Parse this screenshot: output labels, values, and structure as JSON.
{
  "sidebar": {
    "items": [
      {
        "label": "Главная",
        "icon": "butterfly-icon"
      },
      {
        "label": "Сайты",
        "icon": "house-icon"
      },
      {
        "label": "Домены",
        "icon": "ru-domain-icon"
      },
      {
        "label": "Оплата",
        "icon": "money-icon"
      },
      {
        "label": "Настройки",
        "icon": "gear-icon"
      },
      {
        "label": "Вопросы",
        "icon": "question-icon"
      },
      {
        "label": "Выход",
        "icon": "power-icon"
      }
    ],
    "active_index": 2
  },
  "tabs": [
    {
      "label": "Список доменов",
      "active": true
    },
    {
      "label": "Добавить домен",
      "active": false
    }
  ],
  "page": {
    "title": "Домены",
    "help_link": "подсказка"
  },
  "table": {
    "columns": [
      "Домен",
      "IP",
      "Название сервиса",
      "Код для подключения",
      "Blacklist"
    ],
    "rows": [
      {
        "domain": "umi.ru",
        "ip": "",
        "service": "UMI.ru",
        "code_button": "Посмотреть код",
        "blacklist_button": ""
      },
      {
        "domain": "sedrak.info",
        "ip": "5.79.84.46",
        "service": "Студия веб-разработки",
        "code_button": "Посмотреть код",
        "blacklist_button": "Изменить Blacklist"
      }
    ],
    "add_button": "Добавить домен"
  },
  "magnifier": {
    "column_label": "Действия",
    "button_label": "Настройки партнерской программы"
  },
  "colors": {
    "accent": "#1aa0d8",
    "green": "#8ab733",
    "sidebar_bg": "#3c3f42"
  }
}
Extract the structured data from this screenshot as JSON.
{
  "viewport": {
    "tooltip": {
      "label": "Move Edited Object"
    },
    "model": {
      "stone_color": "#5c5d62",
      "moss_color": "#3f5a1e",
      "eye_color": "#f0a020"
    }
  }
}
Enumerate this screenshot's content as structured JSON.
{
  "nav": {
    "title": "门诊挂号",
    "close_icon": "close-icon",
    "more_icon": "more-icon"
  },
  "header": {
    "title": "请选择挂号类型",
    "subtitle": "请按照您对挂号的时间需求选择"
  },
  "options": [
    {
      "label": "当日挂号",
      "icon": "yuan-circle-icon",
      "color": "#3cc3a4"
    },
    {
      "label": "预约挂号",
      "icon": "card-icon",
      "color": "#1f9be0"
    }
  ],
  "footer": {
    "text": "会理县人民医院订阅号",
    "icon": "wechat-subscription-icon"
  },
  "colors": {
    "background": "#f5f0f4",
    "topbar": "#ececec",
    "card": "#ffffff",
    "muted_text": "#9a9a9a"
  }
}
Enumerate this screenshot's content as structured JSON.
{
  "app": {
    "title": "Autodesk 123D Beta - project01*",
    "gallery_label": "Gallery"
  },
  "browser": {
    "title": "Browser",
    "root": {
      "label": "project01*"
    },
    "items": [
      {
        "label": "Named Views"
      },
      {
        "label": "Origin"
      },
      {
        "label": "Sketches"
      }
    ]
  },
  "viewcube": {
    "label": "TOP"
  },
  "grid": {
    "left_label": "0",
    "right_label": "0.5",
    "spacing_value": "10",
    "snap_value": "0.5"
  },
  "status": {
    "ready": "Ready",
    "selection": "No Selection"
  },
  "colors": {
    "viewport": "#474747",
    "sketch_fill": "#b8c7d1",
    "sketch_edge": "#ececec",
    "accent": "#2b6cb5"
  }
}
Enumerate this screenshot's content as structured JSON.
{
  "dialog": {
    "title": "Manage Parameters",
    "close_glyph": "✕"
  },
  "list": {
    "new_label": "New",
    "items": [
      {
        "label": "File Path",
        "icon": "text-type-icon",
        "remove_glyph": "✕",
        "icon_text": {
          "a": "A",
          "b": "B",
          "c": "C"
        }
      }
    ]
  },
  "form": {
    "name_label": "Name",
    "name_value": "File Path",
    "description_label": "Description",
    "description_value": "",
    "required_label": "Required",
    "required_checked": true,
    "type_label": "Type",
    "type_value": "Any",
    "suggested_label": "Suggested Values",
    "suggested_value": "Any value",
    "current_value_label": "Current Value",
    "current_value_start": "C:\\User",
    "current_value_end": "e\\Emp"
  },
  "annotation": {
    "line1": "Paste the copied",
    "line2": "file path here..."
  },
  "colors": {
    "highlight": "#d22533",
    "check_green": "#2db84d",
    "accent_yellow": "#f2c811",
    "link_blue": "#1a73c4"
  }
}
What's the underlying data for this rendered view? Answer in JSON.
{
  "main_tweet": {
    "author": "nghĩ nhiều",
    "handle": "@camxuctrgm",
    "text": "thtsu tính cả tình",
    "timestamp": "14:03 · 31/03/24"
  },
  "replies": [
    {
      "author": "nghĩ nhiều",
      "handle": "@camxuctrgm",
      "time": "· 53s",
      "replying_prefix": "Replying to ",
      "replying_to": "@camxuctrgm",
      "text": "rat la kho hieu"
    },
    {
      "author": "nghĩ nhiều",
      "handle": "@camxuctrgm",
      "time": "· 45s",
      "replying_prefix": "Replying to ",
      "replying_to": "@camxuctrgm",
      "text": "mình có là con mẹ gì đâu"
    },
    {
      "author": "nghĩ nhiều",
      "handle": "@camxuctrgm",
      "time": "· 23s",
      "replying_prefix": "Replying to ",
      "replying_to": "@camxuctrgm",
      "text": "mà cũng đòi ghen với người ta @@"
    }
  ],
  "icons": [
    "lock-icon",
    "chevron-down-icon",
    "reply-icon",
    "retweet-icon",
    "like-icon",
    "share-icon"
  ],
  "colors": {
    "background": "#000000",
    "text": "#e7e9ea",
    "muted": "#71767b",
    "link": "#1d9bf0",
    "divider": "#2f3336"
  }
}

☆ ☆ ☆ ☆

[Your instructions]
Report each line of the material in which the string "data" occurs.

[Task solution]
Extract the structured data from this screenshot as JSON.
What's the underlying data for this rendered view? Answer in JSON.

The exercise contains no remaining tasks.